I shall not try to eulogize the dead General in the presence of his comrades, in the presence of his countrymen who have come to honor the memory of the man against whom they were pitted in the past— who come here because they now, like us, are Americans and nothing else, devoted to the Union and to one flag. I shall not try to speak of his services in the presence of those who fought through the Civil War, who risked the loss of life, who endured the loss of limb, who fought as enlisted men or came out boys not yet ready to enter college but able to bear commissions in the army of the United States, as the result of three or four years of service with the colors. There are those of each class of whom I have spoken who have addressed or will address you today. They are entitled to speak as comrades of the great dead. But the younger among us are only entitled to pay to the great dead the homage of those to whom ordered liberty has been handed down as a heritage because of the blood, and of the sweat, and of the toil of the men who fought to a finish the great Civil War. Great were the lessons you taught us in war. Great have been the lessons you have taught us in peace since the war. Sincerely and humbly the men who came after you hasten to acknowledge the debt that is owing to you. You were the men of the mighty days who showed yourselves equal to the days. We have today lesser tasks; and shame to us if we flinch from doing or fail to do well these lesser tasks, when you carried to triumphant victory a task as difficult as that which was set you! Here in the presence of one of the illustrious dead whose names will remain forever on the honor roll of the greatest Republic upon which the sun has ever shone, it behooves all of us, young and old, solemnly and reverently to pledge ourselves to continue undimmed the traditions you have left us; to do the work, whatever that work may be, necessary to make good the work that you did; to acknowledge the inspiration of your careers in war and in peace; and to remind ourselves once for all that lip loyalty is not the loyalty that counts. The loyalty that counts is the loyalty which shows itself in deeds rather than in words; and therefore we pledge ourselves to make good by our lives what you risked your lives to gain and keep for the nation as a whole.

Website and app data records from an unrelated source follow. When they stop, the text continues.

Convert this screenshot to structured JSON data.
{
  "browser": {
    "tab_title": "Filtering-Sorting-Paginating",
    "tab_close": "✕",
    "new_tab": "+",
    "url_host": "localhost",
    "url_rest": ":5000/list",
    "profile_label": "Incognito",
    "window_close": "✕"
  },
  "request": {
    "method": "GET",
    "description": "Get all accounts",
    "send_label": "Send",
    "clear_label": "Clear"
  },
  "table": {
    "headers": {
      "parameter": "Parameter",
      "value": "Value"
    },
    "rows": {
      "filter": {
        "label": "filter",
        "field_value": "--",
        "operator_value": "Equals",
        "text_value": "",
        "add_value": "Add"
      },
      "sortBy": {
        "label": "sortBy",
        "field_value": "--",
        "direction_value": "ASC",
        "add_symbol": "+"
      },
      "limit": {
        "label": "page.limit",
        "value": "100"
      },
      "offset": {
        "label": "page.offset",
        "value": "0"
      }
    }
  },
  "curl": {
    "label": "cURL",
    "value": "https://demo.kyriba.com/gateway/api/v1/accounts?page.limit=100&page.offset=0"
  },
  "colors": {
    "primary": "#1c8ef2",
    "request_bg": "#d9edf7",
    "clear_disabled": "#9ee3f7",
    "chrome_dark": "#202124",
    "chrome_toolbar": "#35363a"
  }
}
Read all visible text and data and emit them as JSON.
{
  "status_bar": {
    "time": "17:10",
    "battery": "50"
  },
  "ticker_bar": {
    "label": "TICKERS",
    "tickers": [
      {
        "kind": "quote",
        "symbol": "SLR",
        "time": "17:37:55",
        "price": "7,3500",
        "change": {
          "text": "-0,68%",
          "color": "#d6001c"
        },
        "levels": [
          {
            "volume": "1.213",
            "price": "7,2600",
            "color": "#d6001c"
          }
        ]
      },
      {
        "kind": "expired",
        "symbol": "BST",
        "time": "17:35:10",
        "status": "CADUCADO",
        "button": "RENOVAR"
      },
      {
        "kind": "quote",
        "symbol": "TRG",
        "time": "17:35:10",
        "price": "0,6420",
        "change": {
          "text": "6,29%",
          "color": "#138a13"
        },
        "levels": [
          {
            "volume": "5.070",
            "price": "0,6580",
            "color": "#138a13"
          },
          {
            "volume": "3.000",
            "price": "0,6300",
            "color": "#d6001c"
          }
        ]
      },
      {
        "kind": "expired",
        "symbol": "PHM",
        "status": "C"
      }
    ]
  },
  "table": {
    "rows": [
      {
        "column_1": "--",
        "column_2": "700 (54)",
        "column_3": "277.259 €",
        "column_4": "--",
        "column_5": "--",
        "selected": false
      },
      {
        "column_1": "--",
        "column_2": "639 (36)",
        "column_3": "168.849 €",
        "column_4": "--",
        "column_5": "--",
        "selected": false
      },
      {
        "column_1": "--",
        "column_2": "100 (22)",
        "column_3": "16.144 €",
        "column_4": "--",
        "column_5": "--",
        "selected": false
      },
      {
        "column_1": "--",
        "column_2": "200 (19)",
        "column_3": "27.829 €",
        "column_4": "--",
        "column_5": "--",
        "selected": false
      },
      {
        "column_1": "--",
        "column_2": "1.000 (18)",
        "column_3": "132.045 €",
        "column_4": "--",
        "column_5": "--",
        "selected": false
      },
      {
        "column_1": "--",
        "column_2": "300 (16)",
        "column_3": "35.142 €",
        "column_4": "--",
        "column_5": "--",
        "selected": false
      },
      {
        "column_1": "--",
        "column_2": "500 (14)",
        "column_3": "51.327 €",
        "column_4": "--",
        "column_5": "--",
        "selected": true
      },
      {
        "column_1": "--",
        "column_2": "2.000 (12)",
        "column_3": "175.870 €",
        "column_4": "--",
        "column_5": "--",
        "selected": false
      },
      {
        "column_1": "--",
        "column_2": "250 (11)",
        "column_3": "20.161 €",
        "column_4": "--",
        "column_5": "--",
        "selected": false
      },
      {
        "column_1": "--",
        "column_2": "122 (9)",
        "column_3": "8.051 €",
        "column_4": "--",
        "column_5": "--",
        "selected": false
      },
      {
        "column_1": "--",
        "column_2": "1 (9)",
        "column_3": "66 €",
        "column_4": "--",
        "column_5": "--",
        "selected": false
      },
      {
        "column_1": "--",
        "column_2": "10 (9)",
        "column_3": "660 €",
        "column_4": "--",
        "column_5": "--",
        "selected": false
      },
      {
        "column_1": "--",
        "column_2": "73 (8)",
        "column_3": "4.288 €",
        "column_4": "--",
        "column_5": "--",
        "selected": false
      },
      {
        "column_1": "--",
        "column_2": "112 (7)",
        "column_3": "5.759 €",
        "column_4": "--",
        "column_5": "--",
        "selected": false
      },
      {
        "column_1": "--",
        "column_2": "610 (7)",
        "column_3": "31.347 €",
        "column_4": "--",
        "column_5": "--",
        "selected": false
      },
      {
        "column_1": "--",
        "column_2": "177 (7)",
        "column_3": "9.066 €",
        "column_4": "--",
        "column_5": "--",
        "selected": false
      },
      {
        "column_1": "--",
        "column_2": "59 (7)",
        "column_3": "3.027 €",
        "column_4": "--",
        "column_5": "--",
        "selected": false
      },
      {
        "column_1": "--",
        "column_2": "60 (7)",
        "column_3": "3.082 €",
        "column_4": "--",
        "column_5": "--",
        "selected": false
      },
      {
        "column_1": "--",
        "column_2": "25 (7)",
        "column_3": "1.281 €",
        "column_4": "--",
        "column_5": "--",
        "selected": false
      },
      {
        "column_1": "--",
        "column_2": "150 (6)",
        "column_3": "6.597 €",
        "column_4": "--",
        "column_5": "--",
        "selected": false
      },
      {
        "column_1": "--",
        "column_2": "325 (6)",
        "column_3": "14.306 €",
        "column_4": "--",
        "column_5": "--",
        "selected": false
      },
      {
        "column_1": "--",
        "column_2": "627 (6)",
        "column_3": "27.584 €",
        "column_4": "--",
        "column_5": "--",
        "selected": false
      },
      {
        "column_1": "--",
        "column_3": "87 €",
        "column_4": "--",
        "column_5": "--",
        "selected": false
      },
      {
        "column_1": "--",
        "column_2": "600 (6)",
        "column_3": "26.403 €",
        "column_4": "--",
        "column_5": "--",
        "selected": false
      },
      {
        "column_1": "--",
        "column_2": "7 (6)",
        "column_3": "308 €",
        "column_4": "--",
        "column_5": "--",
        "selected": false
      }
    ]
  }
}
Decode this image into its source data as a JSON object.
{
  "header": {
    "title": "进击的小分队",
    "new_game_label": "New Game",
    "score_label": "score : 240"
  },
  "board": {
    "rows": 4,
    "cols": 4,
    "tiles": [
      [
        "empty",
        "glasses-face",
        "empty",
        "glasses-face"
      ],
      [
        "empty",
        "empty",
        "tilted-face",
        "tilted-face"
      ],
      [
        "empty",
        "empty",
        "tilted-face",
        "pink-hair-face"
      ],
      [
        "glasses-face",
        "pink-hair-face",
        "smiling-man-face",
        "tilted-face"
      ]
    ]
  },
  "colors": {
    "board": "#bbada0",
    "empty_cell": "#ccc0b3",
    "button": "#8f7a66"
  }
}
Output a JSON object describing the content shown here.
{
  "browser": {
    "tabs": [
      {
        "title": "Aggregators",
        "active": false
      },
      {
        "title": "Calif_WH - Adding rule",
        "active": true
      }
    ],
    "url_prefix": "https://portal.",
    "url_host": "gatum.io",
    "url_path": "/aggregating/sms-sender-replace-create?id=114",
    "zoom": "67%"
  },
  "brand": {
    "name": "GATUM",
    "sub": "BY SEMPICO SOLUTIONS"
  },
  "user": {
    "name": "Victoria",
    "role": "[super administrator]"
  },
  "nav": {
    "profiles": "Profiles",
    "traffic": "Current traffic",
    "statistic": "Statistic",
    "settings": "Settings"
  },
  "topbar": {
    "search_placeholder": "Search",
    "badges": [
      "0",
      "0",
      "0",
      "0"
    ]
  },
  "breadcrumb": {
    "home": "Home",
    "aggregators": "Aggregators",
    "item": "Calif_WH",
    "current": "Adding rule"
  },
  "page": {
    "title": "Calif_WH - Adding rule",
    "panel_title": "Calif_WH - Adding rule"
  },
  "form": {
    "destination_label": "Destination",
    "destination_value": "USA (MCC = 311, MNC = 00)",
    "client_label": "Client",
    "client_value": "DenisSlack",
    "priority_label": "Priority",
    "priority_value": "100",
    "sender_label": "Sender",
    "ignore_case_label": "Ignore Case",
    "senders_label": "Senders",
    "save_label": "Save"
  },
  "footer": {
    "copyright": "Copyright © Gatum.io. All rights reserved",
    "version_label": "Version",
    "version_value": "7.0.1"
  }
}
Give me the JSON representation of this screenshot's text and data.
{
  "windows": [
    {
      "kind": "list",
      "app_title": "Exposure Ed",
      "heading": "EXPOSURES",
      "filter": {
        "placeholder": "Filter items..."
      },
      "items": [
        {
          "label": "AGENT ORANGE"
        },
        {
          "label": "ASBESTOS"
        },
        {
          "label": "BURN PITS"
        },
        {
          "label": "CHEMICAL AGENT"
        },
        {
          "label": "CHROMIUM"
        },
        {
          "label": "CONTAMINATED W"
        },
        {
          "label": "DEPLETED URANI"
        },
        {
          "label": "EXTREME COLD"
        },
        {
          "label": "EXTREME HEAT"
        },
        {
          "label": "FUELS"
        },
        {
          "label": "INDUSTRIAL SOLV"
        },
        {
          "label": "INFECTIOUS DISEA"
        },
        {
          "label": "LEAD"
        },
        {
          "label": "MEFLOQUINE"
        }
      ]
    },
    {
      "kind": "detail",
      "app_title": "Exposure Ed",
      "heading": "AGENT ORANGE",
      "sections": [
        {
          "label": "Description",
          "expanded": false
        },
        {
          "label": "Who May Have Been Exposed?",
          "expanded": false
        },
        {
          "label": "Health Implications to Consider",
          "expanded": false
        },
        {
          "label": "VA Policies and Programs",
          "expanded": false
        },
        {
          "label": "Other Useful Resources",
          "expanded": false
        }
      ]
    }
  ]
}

Theodore Roosevelt, Remarks at the Exercises of the Society of the Army of the Cumberland, Attending the Reburial of Major General William Stark Rosecrans at Arlington National Cemetery in Arlington, Virginia Online by Gerhard Peters and John T. Woolley, The American Presidency Project

Filed Under




Simple Search of Our Archives